══ Dataset entries
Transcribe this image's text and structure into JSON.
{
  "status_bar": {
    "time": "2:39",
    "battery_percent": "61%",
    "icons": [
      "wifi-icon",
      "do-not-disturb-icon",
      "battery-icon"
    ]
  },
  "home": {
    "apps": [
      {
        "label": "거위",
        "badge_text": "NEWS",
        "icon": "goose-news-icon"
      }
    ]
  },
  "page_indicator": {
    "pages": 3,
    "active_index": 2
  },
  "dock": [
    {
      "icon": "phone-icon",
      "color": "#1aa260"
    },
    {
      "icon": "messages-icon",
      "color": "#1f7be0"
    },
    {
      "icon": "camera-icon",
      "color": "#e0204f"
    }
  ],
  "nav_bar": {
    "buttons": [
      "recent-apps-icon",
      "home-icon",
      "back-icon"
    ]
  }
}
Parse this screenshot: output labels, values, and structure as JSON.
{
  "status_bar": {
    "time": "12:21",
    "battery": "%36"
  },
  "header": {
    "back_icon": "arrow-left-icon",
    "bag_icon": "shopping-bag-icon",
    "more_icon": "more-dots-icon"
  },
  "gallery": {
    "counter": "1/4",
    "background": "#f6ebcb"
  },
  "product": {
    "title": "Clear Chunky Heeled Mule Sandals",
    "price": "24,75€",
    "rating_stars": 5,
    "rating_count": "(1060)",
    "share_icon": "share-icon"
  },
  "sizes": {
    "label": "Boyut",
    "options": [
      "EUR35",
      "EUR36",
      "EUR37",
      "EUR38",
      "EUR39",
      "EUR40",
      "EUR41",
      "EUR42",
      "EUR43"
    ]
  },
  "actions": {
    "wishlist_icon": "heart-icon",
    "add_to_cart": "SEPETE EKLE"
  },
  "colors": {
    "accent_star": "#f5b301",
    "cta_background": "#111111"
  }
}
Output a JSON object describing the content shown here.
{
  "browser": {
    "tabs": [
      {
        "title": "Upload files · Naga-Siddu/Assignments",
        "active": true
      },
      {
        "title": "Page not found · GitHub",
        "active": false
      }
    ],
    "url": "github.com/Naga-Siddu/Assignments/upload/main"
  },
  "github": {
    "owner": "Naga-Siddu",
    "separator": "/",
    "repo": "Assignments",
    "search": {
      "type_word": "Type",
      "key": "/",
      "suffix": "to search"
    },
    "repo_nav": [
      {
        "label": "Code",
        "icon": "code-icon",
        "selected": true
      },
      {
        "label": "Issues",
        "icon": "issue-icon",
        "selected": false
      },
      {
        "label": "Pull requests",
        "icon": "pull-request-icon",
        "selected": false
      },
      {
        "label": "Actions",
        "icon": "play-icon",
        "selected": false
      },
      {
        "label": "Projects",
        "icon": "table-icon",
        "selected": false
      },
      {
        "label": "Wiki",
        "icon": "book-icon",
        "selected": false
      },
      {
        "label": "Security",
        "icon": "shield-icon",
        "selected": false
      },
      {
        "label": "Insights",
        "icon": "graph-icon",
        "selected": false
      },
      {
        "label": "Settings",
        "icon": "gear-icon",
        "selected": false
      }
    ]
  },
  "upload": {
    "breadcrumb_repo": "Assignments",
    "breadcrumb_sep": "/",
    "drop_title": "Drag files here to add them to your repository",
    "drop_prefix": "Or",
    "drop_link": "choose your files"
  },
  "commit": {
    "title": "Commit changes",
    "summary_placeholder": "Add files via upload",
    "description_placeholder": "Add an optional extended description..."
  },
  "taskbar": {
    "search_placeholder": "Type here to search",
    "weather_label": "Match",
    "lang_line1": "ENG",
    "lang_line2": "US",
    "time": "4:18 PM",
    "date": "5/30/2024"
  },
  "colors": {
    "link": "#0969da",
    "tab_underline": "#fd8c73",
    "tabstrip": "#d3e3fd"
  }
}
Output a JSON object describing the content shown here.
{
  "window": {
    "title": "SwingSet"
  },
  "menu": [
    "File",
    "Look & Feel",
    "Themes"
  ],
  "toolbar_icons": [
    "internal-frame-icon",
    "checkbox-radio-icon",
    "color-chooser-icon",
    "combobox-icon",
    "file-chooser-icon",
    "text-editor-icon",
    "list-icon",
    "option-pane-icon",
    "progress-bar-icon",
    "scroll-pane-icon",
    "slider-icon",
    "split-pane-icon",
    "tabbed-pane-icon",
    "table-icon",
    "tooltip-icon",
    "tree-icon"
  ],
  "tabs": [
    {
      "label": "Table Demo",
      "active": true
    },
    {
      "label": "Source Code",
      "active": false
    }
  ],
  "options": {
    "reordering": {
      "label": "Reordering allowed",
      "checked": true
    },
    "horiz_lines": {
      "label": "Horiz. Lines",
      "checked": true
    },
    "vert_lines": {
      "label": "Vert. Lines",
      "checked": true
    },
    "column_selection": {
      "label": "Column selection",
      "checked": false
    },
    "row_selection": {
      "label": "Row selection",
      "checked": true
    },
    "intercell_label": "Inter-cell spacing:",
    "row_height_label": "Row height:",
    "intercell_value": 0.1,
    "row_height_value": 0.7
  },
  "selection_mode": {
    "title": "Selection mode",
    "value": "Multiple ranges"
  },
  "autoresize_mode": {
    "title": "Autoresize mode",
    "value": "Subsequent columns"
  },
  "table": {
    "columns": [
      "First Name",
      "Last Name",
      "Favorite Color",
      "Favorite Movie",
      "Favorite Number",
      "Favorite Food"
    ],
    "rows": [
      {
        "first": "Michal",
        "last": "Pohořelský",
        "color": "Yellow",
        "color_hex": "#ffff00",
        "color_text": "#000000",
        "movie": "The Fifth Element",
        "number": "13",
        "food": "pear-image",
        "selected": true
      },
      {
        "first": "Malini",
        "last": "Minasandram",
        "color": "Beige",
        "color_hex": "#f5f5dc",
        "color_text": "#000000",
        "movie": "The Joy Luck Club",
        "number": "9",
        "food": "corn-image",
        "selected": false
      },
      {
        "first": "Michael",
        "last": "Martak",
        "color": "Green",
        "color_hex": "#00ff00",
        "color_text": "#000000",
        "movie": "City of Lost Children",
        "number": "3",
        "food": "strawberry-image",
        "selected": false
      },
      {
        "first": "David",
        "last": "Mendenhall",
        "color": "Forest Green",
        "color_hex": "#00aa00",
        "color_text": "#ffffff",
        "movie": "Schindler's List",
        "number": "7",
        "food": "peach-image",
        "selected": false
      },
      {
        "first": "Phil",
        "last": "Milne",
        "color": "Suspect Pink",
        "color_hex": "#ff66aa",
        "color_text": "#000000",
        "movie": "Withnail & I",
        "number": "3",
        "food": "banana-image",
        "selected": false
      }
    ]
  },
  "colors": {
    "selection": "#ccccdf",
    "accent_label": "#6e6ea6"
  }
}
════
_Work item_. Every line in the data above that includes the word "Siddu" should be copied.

_Task answer_.
        "title": "Upload files · Naga-Siddu/Assignments",
    "url": "github.com/Naga-Siddu/Assignments/upload/main"
    "owner": "Naga-Siddu",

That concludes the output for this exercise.